The Rest of the Week’s News

The other top stories of the week attracted almost as much attention as the Olympics, and more if NBC is subtracted from the mix. Last week’s third-biggest story was Afghanistan (8%), which generated more coverage in the internationally oriented online sector (11%) than anywhere else. The February 15-21 level of coverage represented the most for that war since the first week in December when President Obama announced his decision to send 30,000 more U.S. troops to the combat zone.

Last week, how those troops performed in a crucial U.S.-led offensive against the Taliban was the dominant theme.

A story in the February 21 Washington Post laid out the stakes. “Although thousands of Marines and Afghan soldiers remain engaged in a grueling fight against Taliban holdouts concentrated in southern Marja, top commanders and civilian stabilization advisers face an even more daunting task: how to establish basic local governance and security in a place where there are no civil servants, no indigenous policemen and apparently no public buildings,” the Post reported. “How that effort plays out here will amount to the first major test of President Obama’s new counterinsurgency strategy.”

The No. 4 story (7% of the newshole) focused on events likely the shape the outcome of the 2010 elections—and last week, the main development was Evan Bayh’s unexpected decision to retire from his Senate seat.

A story in the February 16 Wall Street Journal summed up the political/media consensus that this was more bad news for beleaguered Democrats.

“Mr. Bayh’s decision, which he chalked up to gridlock and political infighting, gives Republicans an unexpected opportunity to pick up a seat, raising the specter of Democrats losing their Senate majority,” the story noted. “A year ago, such a concept appeared improbable, but now …five Democratic senators have chosen not to run this fall, and in four of those states—Indiana, North Dakota, Illinois and Delaware—their party is struggling.”

The fifth-biggest story, also at 7%, was the deadly small plane attack by software engineer Joseph Stack that left him and one IRS employee dead. Stack, who had a history of problems with the tax agency left behind what was described as an angry online manifesto that began, “Well Mr. Big Brother IRS Man…” Part the coverage examined the issue of how to characterize a crime that was both personal and political.

“Today, officials are struggling with how to define this case,” noted ABC correspondent Pierre Thomas on the February 19 edition of Good Morning America. “Was it an act of terror or an act of vengeance by a deranged man? Stack is described as a classic lone wolf who would have been almost impossible to stop.”

Newsmakers of the Week

From February 15-21, Barack Obama was the top newsmaker, registering as a lead newsmaker in 7% of the week’s stories, the same level as the previous week. (To be counted as a lead newsmaker, a figure has to be featured in at least 50% of a story.)

He was followed, at 5%, by Tiger Woods, who emerged from self-imposed silence and rehab to address the public last week.

The No. 3 newsmaker (at 4%) was the suicide plane attacker Joseph Stack.
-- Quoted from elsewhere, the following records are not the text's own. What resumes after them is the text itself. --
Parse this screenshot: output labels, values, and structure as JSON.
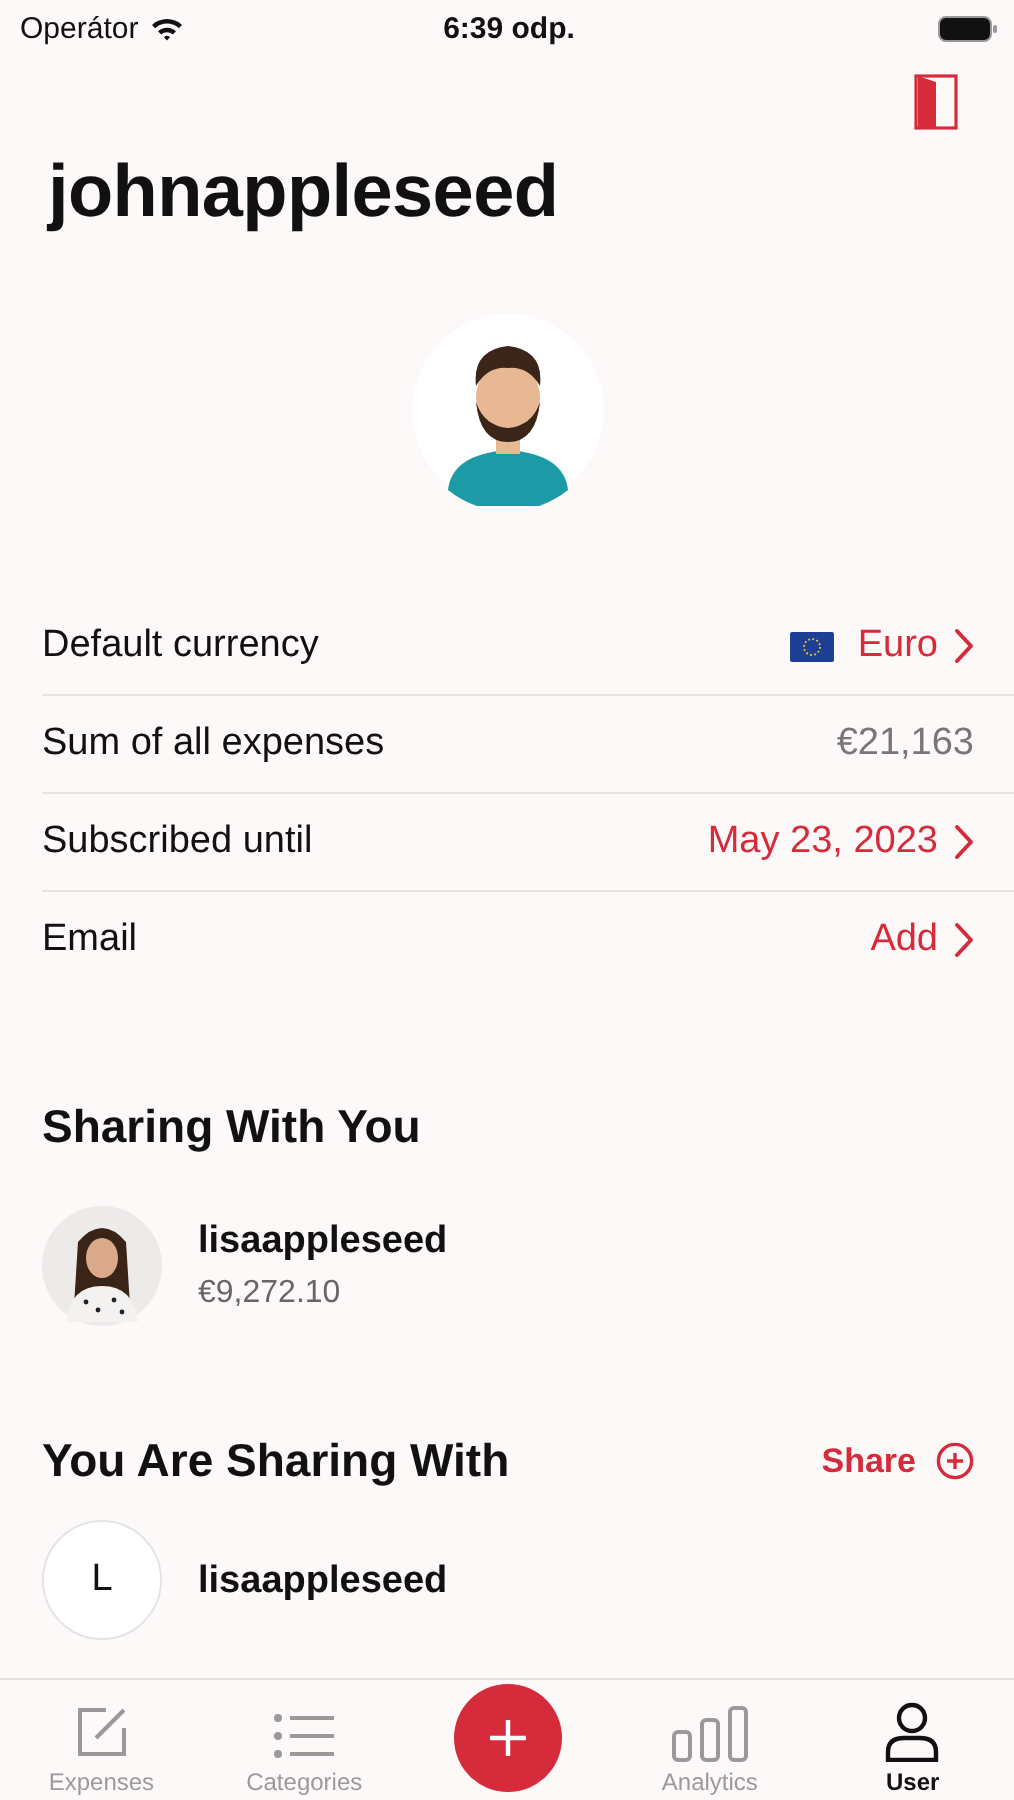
{
  "status_bar": {
    "carrier": "Operátor",
    "time": "6:39 odp."
  },
  "profile": {
    "username": "johnappleseed"
  },
  "settings": [
    {
      "label": "Default currency",
      "value": "Euro",
      "kind": "currency"
    },
    {
      "label": "Sum of all expenses",
      "value": "€21,163",
      "kind": "plain"
    },
    {
      "label": "Subscribed until",
      "value": "May 23, 2023",
      "kind": "link"
    },
    {
      "label": "Email",
      "value": "Add",
      "kind": "link"
    }
  ],
  "sharing_with_you": {
    "title": "Sharing With You",
    "people": [
      {
        "name": "lisaappleseed",
        "amount": "€9,272.10",
        "kind": "picture"
      }
    ]
  },
  "you_are_sharing_with": {
    "title": "You Are Sharing With",
    "action": "Share",
    "people": [
      {
        "name": "lisaappleseed",
        "kind": "initial",
        "initial": "L"
      }
    ]
  },
  "tab_bar": [
    {
      "kind": "tab",
      "label": "Expenses",
      "selected": false
    },
    {
      "kind": "tab",
      "label": "Categories",
      "selected": false
    },
    {
      "kind": "add"
    },
    {
      "kind": "tab",
      "label": "Analytics",
      "selected": false
    },
    {
      "kind": "tab",
      "label": "User",
      "selected": true
    }
  ]
}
He was followed closely by Evan Bayh (4%), whose retirement remarks included a shot at Congress for “too much narrow ideology and not enough practical problem solving.”

The fifth-biggest newsmaker, at 2%, was Mullah Abdul Ghani Baradar, the high ranking Taliban leader, captured in joint U.S./Pakistani raid.

About the NCI

PEJ’s weekly News Coverage Index examines the news agenda of 52 different outlets from five sectors of the media: print, online, network TV, cable and radio. (See List of Outlets.) The weekly study, which includes some 1,100 stories, is designed to provide news consumers, journalists and researchers with hard data about what stories and topics the media are covering, the trajectories of that media narrative and differences among news platforms. The percentages are based on "newshole," or the space devoted to each subject in print and online and time on radio and TV. (See Our Methodology.) In addition, these reports also include a rundown of the week’s leading newsmakers, a designation given to people or institutions who account for at least 50% of a given story.

Mark Jurkowitz of PEJ